It might be awkward for you to be naked in the hot-spring public (of course genders are usually separated), but it’s about taking off everything that covers you and having a good conversation while taking a nice, hot bath. In a big bath, people will usually sit on a small chair for washing their body, where you’ll often see a mother washing the grandmother’s back, and at the same time see the daughter washing her mother’s back. Japanese people don’t usually hug or kiss, and their personal space tends to be a little bit wider in general, but they (especially between family) still care about each other and show their hospitality by washing. Which means, when you go to a hot spring, you’ll see Japanese culture itself.
You can take a train to try a hot-spring, but you might feel more convenient if it’s closer to Tokyo. You might even want to try some fresh fish (or enjoy local gastronomy) if you venture outside of Tokyo. In that case, Atami is a great solution!
Atami is located in the far eastern end of Shizuoka prefecture, along the coast. 熱海 ’Atami’ consists of the words (熱 ’hot’ + 海 ’sea’), and as the name suggests, it means ‘hot-spring produced by salty water’. Here it has a long history, having been a famous hot-spring resort area since the eighth century. During the Edo era Shogun Ieyasu Tokunaga adored the area, which contributed to its prosperity both culturally and commercially.
From Tokyo, it takes just 45 minutes by Shinkansen to arrive at Atami station, which is covered by the JR Rail Pass. If you don’t have the pass and would like to save money, you can take a normal train (Tokaido line) which takes about 1.5 hours from Shinagawa.
When you get off the train, in front of the station exit on your right side you’ll see a very nostalgic local shopping district called Shoten-gai. In fact, walking through Shoten-gai is one of the best things to do while in the hot-spring area! This is where we can take a look around, go shopping, and get to know the specialties of this area, taste fresh delights on site, all the while feeling the history, flow of time, and local’s ways of living in the area.
There are two famous shopping districts close to the station: ‘Nakamise Shotengai’ (仲見世商店街) and ‘Heiwa-dori Shotengai’ (平和通り商店街). There’s a wonderful downhill path that leads you to the ocean.
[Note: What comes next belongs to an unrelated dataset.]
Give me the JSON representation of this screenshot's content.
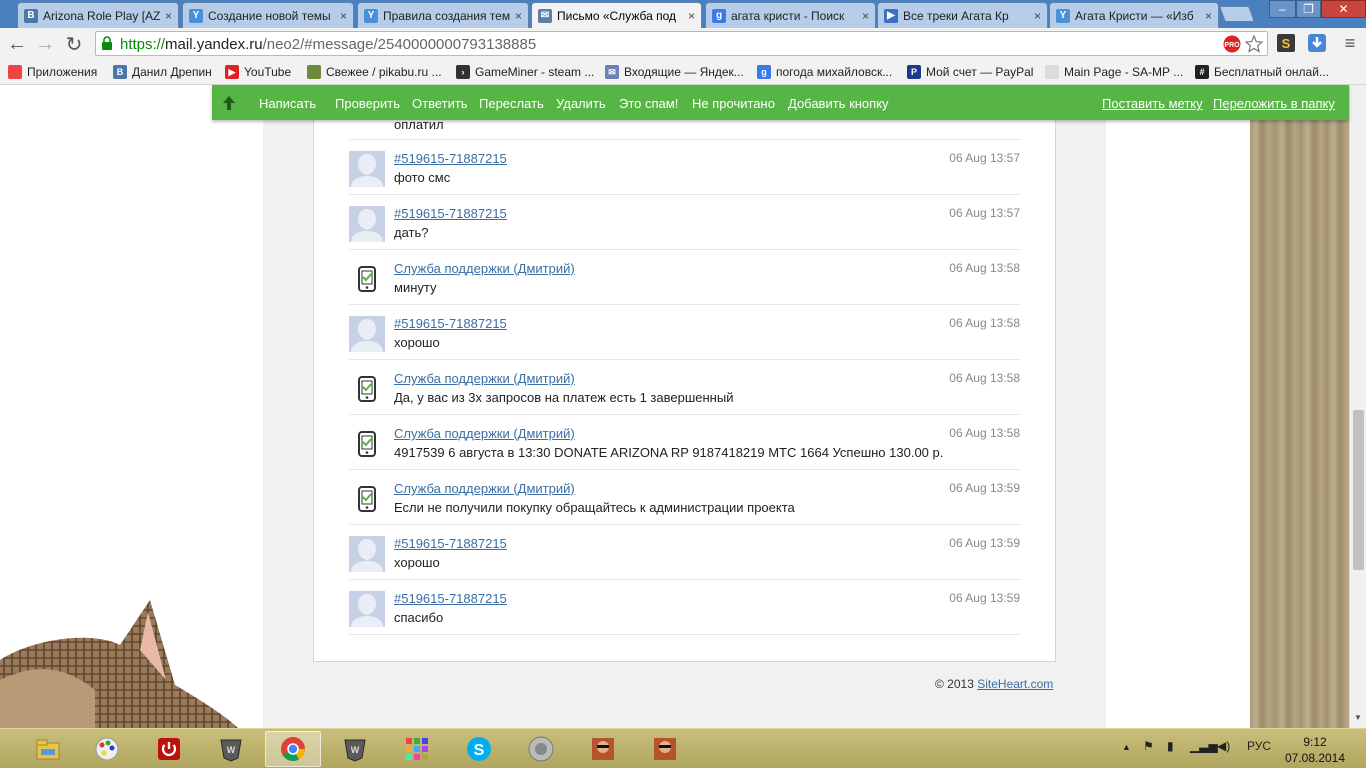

Heiwa-dori Shotengai has almost 50 stores, including restaurants, cafes, sweet shops, and a number of souvenir shops.
Onsen Manjyu is great place to start when you come to the hot springs for the first time. Soft steamed buns filled with black bean paste are the specialty of the Onsen (hot-spring). It’s steamed by the hot spring mist, and since the mist is natural, this has made it a well-known attraction for people in Japan.
Manjyu can cost between 50 and 100 yen, so be sure to look around before you buy! You can enjoy checking out all the different stores while you search for your snack.
We strongly recommend this place for shopping: Rikyu, in Heiwa shopping district. They sell home-made ‘Usukawa Manjyu’ (thin skin buns) in a variety of flavors. In the back of this shop there’s a small kitchen where they make the manjyu. Having started Rikyu around 60 years ago, this family has protected their home-made recipes and helped enrich the history of this local shopping district. The grandmother (pictured) is in charge of the store and was nice enough to give us a small bite. They don’t even close on New Year’s Day, since they’ll feel sorry if tourists aren’t able to enjoy their experience in Atami. She was so kind!
Another delight of Atami’s local food would be Himono. Himono is sun-dried seafood, having had the moisture removed to preserve it. It’s the way that the Japanese enjoyed fish without refrigerators many years ago! We can see Tuna’s cheek, Squid, Horse mackerel, Shellfish etc. Some Himono shops help you bake it, so that you can taste it right away. It’s a great way of enjoying seafood thanks to the older generations sharing their knowledge.
|Name||Rikyu, Heiwa Shopping District|
|Address||Tamachi-Honmachi 4-7, Atami city, Shizuoka Prefecture|
|Access||[map]Tamachi-Honmachi 4-7, Atami city, Shizuoka Prefecture[/map]|